A 2020 report in the American Journal of Emergency Medicine indicates about 2% of emergency department visits are due to sciatica yearly. The authors describe successful ultrasound guided transgluteal nerve block which provided effective analgesia for lower extremity pain.


Surgery is a last resort after more conservative methods like those described above have failed to reduce pain and/or function. Surgical procedure vary and can be done minimally with scopes or fusion surgery may be required. Generally, conservative methods are tried first, and this can include injections, however, if these methods fail, a surgical consult is reasonable. Fortunately surgery is seldom necessary and most cases of sciatica will resolve. A major indication for surgery would be loss of bladder or bowel function, and this can be associated with numbness in the buttocks or saddle area. This is a medical emergency requiring immediate surgery.
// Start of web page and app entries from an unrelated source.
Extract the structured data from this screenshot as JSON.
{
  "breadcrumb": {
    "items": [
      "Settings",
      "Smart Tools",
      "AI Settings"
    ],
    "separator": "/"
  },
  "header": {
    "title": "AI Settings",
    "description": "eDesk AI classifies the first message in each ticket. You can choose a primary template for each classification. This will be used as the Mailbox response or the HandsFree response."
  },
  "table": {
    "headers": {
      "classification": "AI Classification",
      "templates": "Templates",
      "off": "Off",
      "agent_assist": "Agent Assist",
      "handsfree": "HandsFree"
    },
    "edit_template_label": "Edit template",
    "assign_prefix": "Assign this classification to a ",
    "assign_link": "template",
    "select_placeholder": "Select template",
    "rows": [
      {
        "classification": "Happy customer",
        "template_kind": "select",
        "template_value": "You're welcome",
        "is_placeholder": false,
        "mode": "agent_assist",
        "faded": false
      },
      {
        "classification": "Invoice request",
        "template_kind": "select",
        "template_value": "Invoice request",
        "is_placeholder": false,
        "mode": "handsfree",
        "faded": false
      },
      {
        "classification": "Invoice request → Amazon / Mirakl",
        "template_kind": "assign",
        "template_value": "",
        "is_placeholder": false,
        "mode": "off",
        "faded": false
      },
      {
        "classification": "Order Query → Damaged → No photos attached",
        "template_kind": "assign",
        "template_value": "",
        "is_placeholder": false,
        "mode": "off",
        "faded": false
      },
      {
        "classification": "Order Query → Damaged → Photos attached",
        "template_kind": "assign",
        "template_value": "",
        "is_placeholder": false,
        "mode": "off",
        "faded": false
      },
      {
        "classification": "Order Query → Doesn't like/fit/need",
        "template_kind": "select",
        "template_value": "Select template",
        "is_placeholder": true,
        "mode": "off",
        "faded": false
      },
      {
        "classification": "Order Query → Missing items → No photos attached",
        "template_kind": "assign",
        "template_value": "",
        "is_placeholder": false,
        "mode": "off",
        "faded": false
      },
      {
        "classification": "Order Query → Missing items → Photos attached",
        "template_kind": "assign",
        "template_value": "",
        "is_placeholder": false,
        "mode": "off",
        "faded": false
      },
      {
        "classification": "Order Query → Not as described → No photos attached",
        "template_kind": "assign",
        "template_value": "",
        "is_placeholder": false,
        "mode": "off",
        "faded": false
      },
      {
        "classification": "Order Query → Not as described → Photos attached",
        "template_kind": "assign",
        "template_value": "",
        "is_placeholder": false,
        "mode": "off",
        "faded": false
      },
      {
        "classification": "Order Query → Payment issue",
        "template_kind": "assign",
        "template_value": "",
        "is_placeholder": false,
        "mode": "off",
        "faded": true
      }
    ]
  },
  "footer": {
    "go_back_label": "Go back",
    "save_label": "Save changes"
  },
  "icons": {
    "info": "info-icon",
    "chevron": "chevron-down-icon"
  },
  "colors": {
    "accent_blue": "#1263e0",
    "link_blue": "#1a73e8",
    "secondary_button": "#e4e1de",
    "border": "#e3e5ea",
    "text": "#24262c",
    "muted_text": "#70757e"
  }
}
Sciatica is a common term used for back and leg pain. It has many causes, with most being associated with disc herniation or degenerative arthritis. There are many forms of treatment for sciatica that do not involve surgery and are often successful.

Author Bio

Stephen Ornstein, D.C. has treated thousands of neck, shoulder and back conditions since graduating Sherman Chiropractic College in 1987 and during his involvement in Martial Arts. He holds certifications as a Peer Review Consultant from New York Chiropractic College, Physiological Therapeutics from National Chiropractic College, Modic Antibiotic Spinal Therapy from Dr. Hanne Albert, PT., MPH., Ph.D., Myofascial Release Techniques from Logan Chiropractic College, and learned Active Release Technique from the founder, P. Michael Leahy, DC, ART, CCSP.